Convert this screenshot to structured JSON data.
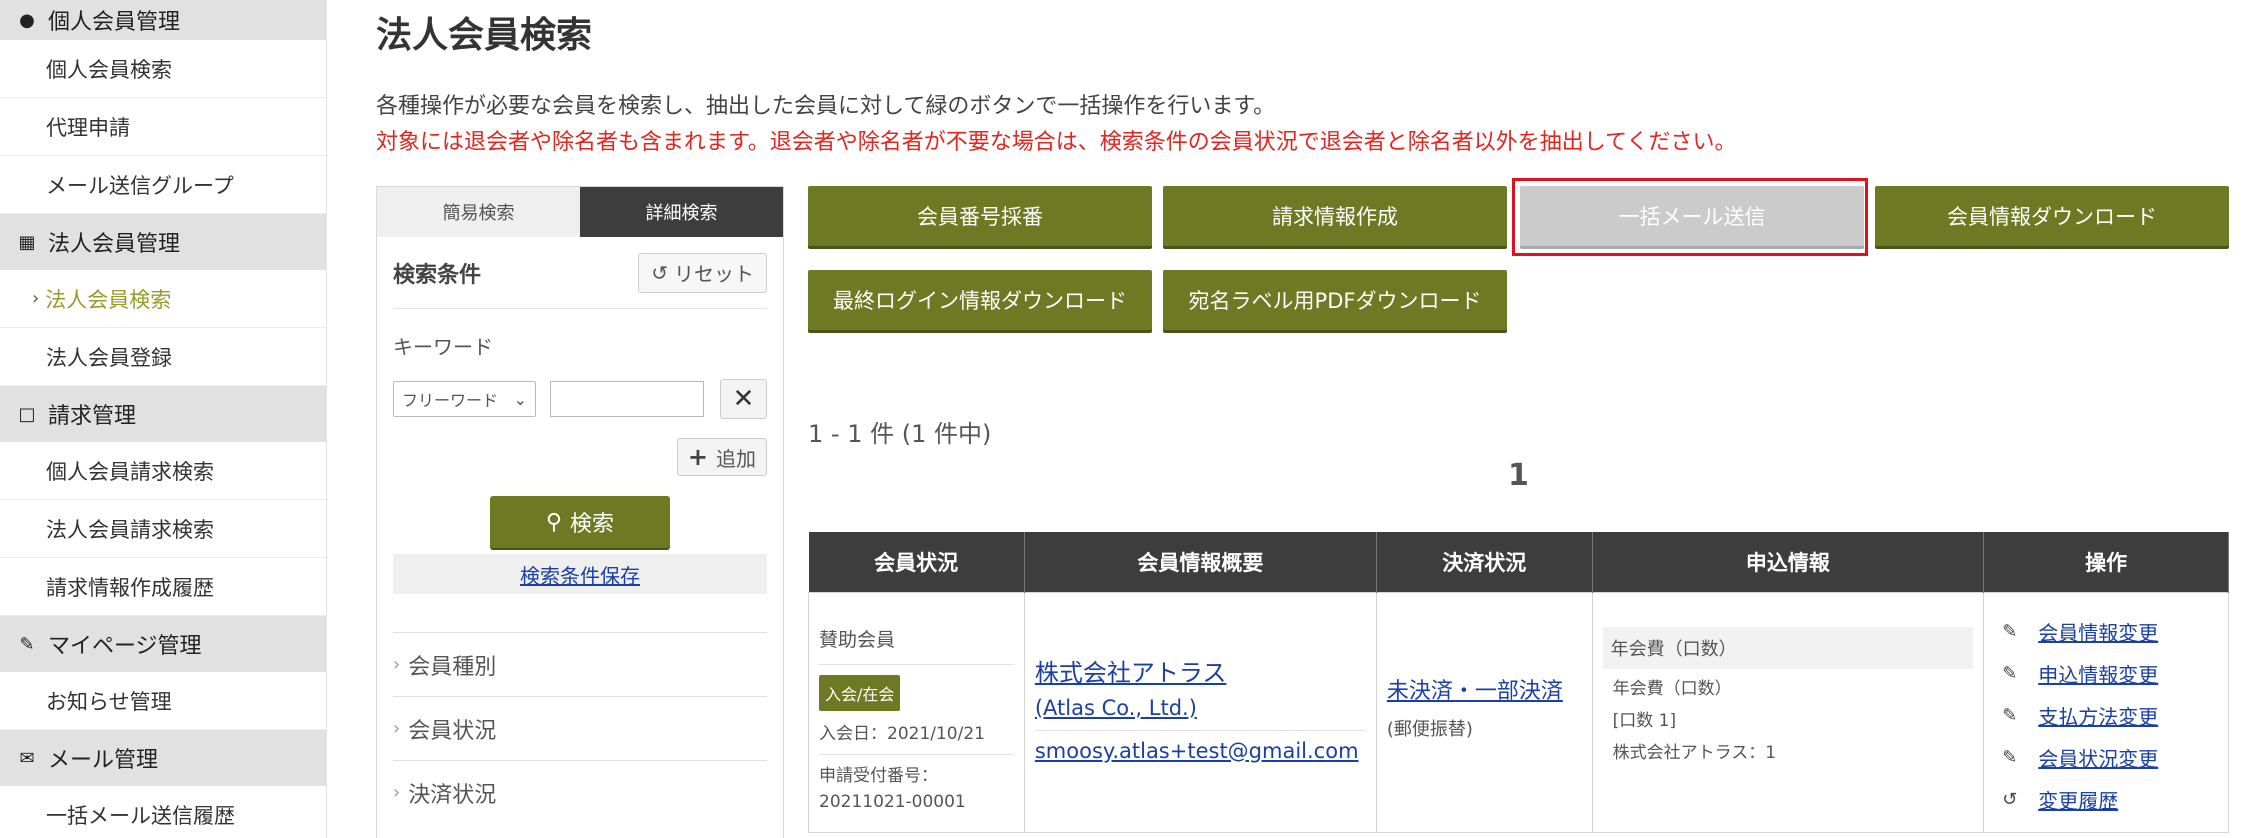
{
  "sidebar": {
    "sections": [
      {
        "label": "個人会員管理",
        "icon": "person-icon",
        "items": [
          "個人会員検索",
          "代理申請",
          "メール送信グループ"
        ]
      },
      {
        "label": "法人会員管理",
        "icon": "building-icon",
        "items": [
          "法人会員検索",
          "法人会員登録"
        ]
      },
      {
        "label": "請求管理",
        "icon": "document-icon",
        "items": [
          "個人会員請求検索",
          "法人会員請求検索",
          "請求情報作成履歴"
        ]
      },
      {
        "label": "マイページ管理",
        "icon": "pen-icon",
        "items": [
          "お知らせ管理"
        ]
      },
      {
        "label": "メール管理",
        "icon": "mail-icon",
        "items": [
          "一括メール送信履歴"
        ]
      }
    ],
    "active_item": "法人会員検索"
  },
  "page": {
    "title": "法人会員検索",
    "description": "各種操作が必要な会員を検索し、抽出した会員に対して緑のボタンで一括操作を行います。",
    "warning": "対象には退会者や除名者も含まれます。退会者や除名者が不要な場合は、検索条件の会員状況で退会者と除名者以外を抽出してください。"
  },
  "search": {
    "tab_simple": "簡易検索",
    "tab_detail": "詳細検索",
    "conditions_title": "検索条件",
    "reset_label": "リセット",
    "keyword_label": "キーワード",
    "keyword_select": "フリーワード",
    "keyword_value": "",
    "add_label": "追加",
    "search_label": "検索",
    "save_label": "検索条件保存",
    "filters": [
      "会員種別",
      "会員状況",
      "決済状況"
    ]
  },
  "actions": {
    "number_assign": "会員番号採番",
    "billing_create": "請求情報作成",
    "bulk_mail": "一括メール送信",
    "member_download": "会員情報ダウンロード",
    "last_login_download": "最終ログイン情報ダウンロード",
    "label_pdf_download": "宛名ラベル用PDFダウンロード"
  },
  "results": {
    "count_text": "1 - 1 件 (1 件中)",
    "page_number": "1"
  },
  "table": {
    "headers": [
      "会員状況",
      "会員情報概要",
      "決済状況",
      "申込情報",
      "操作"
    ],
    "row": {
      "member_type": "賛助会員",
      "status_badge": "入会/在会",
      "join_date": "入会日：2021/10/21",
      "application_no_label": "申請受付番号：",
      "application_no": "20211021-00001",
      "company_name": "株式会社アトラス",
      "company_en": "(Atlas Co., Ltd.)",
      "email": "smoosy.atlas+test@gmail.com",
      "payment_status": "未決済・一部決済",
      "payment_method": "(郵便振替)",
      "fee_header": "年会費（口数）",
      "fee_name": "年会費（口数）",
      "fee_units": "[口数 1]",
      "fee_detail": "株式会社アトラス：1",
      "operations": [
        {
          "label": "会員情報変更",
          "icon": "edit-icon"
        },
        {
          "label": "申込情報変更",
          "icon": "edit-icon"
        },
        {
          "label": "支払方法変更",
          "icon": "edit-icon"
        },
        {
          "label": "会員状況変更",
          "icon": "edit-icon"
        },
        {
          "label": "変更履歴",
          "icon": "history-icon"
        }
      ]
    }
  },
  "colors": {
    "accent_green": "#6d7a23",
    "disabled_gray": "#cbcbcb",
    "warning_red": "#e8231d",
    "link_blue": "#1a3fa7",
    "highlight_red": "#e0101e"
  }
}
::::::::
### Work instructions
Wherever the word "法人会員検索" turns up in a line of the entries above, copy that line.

### Response to this exercise
          "法人会員検索",
    "active_item": "法人会員検索"
    "title": "法人会員検索",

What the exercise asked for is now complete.